#315Albums is a list of 315 albums that appear on both the Rolling Stone’s 500 Greatest Albums of All Time list, as well as the 1001 Albums You Must Hear Before You Die book, edited by Robert Dimery. At its best, it is a representation of some of the greatest music ever released; at its worst, it is a journey through the history of music that the majority see as important, influential, and/or relevant. If nothing else, these albums are worth experiencing at least once to get a better understanding of music, which is why we are working to complete all #315Albums.
“By the time [Earle] released his debut at 31, he had done two stints in Nashville as a songwriter and he wanted something else. Guitar Town is the rocker’s version of country, packed with songs about hard living in the Reagan Eighties.”

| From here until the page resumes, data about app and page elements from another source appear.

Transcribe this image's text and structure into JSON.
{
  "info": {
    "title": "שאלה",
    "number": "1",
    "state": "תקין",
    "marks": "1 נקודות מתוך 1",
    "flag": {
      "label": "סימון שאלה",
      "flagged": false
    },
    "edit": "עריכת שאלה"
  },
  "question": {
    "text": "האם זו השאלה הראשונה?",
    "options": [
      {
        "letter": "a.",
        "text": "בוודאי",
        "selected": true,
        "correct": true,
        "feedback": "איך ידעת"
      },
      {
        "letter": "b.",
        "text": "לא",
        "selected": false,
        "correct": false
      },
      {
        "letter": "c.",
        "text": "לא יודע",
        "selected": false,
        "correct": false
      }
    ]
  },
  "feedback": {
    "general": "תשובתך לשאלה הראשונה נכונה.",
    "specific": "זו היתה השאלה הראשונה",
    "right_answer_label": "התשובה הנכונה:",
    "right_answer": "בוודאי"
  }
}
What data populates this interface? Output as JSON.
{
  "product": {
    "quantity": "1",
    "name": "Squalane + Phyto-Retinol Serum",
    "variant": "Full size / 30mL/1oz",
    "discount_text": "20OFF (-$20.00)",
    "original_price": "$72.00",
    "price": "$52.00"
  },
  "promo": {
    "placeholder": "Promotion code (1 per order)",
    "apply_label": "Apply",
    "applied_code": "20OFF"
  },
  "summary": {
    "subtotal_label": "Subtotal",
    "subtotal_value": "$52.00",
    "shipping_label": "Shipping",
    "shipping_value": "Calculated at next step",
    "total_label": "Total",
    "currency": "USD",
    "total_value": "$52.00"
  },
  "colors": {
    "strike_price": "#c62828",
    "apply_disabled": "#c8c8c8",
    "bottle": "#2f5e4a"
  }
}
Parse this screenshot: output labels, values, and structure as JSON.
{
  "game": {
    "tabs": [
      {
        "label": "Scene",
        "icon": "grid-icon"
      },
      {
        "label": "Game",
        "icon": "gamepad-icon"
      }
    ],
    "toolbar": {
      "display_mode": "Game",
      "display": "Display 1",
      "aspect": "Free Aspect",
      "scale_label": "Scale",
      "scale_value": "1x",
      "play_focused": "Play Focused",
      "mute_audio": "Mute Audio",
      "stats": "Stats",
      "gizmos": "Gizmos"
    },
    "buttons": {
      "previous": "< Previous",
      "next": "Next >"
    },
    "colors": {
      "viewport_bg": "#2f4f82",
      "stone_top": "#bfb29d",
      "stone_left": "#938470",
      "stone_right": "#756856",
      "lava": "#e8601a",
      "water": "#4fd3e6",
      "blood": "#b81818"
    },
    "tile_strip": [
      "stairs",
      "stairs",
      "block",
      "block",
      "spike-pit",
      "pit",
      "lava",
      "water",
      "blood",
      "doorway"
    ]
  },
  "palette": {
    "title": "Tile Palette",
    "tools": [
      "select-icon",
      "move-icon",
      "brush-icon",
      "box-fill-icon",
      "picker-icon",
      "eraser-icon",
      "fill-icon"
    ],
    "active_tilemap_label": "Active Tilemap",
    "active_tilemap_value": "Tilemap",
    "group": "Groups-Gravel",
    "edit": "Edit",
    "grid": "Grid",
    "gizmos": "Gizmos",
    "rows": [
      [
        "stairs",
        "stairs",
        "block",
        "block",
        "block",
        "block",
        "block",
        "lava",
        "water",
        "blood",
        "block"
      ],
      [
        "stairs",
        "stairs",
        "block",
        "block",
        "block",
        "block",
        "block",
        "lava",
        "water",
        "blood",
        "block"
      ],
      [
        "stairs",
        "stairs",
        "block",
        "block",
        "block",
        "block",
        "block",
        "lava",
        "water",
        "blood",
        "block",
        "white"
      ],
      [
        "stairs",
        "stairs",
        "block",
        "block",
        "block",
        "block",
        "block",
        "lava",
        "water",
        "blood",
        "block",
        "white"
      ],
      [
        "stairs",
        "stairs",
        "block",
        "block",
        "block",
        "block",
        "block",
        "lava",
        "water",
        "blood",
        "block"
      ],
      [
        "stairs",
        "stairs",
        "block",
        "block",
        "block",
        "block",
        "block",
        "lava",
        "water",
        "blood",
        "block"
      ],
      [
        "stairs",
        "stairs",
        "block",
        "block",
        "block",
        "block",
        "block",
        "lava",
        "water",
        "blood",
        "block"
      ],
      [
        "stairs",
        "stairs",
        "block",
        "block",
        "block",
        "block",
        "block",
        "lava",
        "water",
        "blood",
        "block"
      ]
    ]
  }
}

Artist: Steve Earle
Album: Guitar Town
Rolling Stones Ranking: 482
I remember the exact night I fell in love with country music. It was a star-studded show at the Pontiac Silverdome that my mom and my cousin had dragged my sister and me to. The show featured the Dixie Chicks, Tim McGraw, and more. It was headlined, though, by the one and only Garth Brooks. That night was the first time I realized how fun, catchy, and listenable country music was, and I have been hooked ever since. The genre is an interesting one, though, as it has changed quite a bit since that evening back in the late ’90s. The thing is, I would argue that I enjoy today’s country music as much, if not more, than that music of the 2000s. Today’s album, though, instantly took me back to that night in the Silverdome when I first fell for the genre. Steve Earle’s Guitar Town is a fantastic album that really took me by surprise. It has a sound that feels like it should be out of the ’90s, and was a clear inspiration to many of my favorite country artists of that era. After listening through this, I am really surprised I had never heard of Earle before now. He’s fantastic! “My Old Friend the Blues” is arguably my favorite track, but there is something to like about the entire album, including the lullaby-like “Little Rock ‘n’ Roller”. The album ends on “Down the Road”, and it made me want to go right back to the beginning again. I loved this album, and it’s one that I will listen to over and over again in the future.
Image and quote courtesy of Rolling Stone Magazine.
Branden has been a film fan since he was young, roaming the halls of Blockbuster Video, trying to find the grossest, scariest looking VHS covers to rent and watch alone in the basement. It wasn’t until recently, though, that Branden started seeking out the classics of cinema, and began to develop his true passion for the art form. Branden approaches each film with the unique perspective of having studied the art from the inside, having both a bachelor’s and master’s degree in acting. He has been a film critic since 2010, and has previously written for Inside Pulse Movies, We Love Cult, and Diehard Gamefan. His biggest achievement as a film critic, to date, has been founding Cinefessions and turning it from a personal blog to a true film website, housing hundreds of film and television reviews, and dozens of podcasts.